(October 29, 2018 / JNS) As we learn in our course, psychological trauma can be categorized in terms of the time which lapsed since the critical incident has taken place.
Acute Stress Reaction (ASR) describes a victim’s response to a traumatic event up to 72 hours after it has occured, while Acute Stress Disorder (ASD) best describes persistent psychological distress from roughly 72 hours after the event up to one month’s time. Finally, Post-Traumatic Stress Disorder (PTSD) best describes a victim who has been experiencing traumatic stress symptoms for one month’s duration or longer. These categories are important as they help professionals understand where a victim is holding on the time continuum of trauma and help conceptualize what type or how much aid a trauma victim may require.
For those wanting to assist trauma victims quickly after a tragedy, there are several clinical challenges. Therapists are used to receiving patients months or even years after a trauma event, and they have the comfort of being able to tailor long treatment plans for their patient. Whether the therapist uses unstructured therapy models (e.g., psychoanalytic) or structured models of intervention (e.g., TF-CBT), they can generally work with their client for at least several months. If they wish, the therapist can also tailor their therapy around the symptoms of their client and work towards the goal of symptom reduction.
However, those providing immediate psychological aid like the responders in our unit have neither of these possibilities available to them. They have mere minutes or hours to work with their patient; victims have generally not yet developed any sort of psychopathology or psychological symptoms that the aid provider can use to guide their treatment.
To solve these problems, different models of psychological intervention have been developed specifically for immediate psychological aid. These models are not based on which symptoms a victim has; the model’s steps and core action are designed to be broad, practical and flexible to be able to be delivered to any sort of victim in a rapid manner.
First and foremost, our responders in Pittsburgh will be able to provide Dr. Moshe Farchi’s “6 C’s Model” (מודל המעש”ה בעברית) for those requiring immediate stabilization. For those not needing stabilization (ייצוב), the victims can be provided the eight core steps of the NCTSN’S PFA model. Adjunct to PFA’s eight steps, which we all know from the course, there is another complimentary model called “SPR” or “Skills for Psychological Recovery.”
SPR is designed to be delivered to victims already several days past when the trauma event has taken place and PFA may not be enough or has already been provided.
The Skills for Psychological Recovery model (SPR) include (from the NCTSN’s website):
Gathering Information and Prioritizing Assistance: Helps survivors to identify their primary concerns and to pick the SPR strategy to focus on.

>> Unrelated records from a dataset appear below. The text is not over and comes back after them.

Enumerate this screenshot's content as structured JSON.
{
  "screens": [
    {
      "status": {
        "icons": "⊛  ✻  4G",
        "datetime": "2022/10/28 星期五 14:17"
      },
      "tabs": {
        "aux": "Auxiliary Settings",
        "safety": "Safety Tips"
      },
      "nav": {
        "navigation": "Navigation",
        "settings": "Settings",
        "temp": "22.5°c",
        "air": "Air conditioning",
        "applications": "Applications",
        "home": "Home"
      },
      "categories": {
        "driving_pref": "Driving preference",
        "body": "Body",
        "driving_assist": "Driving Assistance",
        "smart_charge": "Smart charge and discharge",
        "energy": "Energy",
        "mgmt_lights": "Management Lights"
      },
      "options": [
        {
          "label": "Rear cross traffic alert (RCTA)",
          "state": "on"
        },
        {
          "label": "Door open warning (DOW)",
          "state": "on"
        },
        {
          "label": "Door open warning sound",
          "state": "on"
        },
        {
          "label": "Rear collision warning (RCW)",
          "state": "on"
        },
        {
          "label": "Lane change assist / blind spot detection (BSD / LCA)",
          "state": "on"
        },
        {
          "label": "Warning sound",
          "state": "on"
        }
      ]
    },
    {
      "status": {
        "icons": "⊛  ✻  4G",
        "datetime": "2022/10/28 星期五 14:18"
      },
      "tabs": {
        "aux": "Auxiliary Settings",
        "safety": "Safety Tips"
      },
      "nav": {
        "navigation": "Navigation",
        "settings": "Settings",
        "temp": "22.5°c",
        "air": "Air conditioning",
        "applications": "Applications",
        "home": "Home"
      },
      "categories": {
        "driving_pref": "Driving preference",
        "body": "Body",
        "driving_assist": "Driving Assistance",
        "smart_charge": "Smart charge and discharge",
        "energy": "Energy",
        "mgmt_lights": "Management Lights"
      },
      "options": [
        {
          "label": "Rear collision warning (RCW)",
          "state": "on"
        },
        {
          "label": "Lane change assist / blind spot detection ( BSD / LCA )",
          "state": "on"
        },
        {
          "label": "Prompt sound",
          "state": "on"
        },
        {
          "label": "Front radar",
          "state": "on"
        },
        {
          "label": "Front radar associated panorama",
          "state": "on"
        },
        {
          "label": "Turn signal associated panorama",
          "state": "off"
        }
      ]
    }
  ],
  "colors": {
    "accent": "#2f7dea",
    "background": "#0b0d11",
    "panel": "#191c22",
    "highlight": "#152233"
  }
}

Building Problem-Solving Skills: Teaches survivors the tools to break problems down into more manageable chunks, identify a range of ways to respond and create an action plan to move forward.
Promoting Positive Activities: Guides survivors to increase meaningful and positive activities in their schedule, with the goal of building resilience and bringing more fulfillment and enjoyment into their life.
Managing Reactions: Helps survivors to better manage distressing physical and emotional reactions by using such tools as breathing retraining, writing exercises, and identifying and planning for triggers and reminders.
Promoting Helpful Thinking: Assists survivors in learning how their thoughts influence their emotions as they become more aware of what they are saying to themselves, and replace unhelpful with more helpful thoughts.
Rebuilding Healthy Social Connections: Encourages survivors to access and enhance social and community supports while keeping in mind the current post-disaster recovery circumstances.
Aside from the Six C’s model, PFA and SPR, our team of experienced clinicians will use whatever tools appropriate to help orient and support those who were affected by the tragic event. In addition and perhaps most importantly, it may be our presence and visible effort to fly all the way across the world to come to their aid that may send strong messages of solidarity and support.
Written by Rabbi Avi Tenenbaum, deputy director of the psychotrauma and crisis-response unit, and one of the four team members on the ground in Pittsburgh.